(Source material)

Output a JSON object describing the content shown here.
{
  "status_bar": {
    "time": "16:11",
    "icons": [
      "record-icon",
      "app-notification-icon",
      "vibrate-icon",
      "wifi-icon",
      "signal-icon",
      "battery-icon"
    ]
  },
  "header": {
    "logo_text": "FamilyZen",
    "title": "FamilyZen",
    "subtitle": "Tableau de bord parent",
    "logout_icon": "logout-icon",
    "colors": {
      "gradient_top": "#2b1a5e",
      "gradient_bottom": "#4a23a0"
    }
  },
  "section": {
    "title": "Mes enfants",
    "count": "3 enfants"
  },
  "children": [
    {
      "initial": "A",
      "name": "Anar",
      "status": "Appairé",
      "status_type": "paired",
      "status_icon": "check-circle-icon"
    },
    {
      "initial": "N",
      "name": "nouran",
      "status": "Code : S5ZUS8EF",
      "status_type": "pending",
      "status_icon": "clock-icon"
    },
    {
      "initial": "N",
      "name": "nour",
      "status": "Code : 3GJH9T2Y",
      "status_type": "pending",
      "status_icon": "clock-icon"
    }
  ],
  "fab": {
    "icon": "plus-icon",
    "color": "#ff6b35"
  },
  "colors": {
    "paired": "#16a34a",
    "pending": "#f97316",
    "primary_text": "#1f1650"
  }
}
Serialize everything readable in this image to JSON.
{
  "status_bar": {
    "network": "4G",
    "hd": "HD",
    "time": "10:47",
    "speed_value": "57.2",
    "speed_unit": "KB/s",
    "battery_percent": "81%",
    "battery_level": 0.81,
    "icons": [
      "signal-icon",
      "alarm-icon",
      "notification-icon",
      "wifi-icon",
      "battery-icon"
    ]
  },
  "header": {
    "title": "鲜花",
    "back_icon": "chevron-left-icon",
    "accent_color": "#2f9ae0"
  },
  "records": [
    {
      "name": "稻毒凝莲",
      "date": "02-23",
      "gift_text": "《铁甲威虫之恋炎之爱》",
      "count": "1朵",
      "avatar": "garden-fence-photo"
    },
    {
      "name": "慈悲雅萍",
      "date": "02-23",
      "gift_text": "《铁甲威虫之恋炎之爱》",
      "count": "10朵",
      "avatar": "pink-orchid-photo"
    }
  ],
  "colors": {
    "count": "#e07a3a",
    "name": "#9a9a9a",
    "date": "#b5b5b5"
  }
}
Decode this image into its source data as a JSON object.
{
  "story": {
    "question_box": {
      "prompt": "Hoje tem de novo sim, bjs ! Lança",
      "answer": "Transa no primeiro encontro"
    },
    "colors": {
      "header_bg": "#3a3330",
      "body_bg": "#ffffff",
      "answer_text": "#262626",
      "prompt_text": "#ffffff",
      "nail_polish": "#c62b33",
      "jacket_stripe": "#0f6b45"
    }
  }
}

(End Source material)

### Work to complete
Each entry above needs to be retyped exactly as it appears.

### Output below
Output a JSON object describing the content shown here.
{
  "status_bar": {
    "time": "16:11",
    "icons": [
      "record-icon",
      "app-notification-icon",
      "vibrate-icon",
      "wifi-icon",
      "signal-icon",
      "battery-icon"
    ]
  },
  "header": {
    "logo_text": "FamilyZen",
    "title": "FamilyZen",
    "subtitle": "Tableau de bord parent",
    "logout_icon": "logout-icon",
    "colors": {
      "gradient_top": "#2b1a5e",
      "gradient_bottom": "#4a23a0"
    }
  },
  "section": {
    "title": "Mes enfants",
    "count": "3 enfants"
  },
  "children": [
    {
      "initial": "A",
      "name": "Anar",
      "status": "Appairé",
      "status_type": "paired",
      "status_icon": "check-circle-icon"
    },
    {
      "initial": "N",
      "name": "nouran",
      "status": "Code : S5ZUS8EF",
      "status_type": "pending",
      "status_icon": "clock-icon"
    },
    {
      "initial": "N",
      "name": "nour",
      "status": "Code : 3GJH9T2Y",
      "status_type": "pending",
      "status_icon": "clock-icon"
    }
  ],
  "fab": {
    "icon": "plus-icon",
    "color": "#ff6b35"
  },
  "colors": {
    "paired": "#16a34a",
    "pending": "#f97316",
    "primary_text": "#1f1650"
  }
}
Serialize everything readable in this image to JSON.
{
  "status_bar": {
    "network": "4G",
    "hd": "HD",
    "time": "10:47",
    "speed_value": "57.2",
    "speed_unit": "KB/s",
    "battery_percent": "81%",
    "battery_level": 0.81,
    "icons": [
      "signal-icon",
      "alarm-icon",
      "notification-icon",
      "wifi-icon",
      "battery-icon"
    ]
  },
  "header": {
    "title": "鲜花",
    "back_icon": "chevron-left-icon",
    "accent_color": "#2f9ae0"
  },
  "records": [
    {
      "name": "稻毒凝莲",
      "date": "02-23",
      "gift_text": "《铁甲威虫之恋炎之爱》",
      "count": "1朵",
      "avatar": "garden-fence-photo"
    },
    {
      "name": "慈悲雅萍",
      "date": "02-23",
      "gift_text": "《铁甲威虫之恋炎之爱》",
      "count": "10朵",
      "avatar": "pink-orchid-photo"
    }
  ],
  "colors": {
    "count": "#e07a3a",
    "name": "#9a9a9a",
    "date": "#b5b5b5"
  }
}
Decode this image into its source data as a JSON object.
{
  "story": {
    "question_box": {
      "prompt": "Hoje tem de novo sim, bjs ! Lança",
      "answer": "Transa no primeiro encontro"
    },
    "colors": {
      "header_bg": "#3a3330",
      "body_bg": "#ffffff",
      "answer_text": "#262626",
      "prompt_text": "#ffffff",
      "nail_polish": "#c62b33",
      "jacket_stripe": "#0f6b45"
    }
  }
}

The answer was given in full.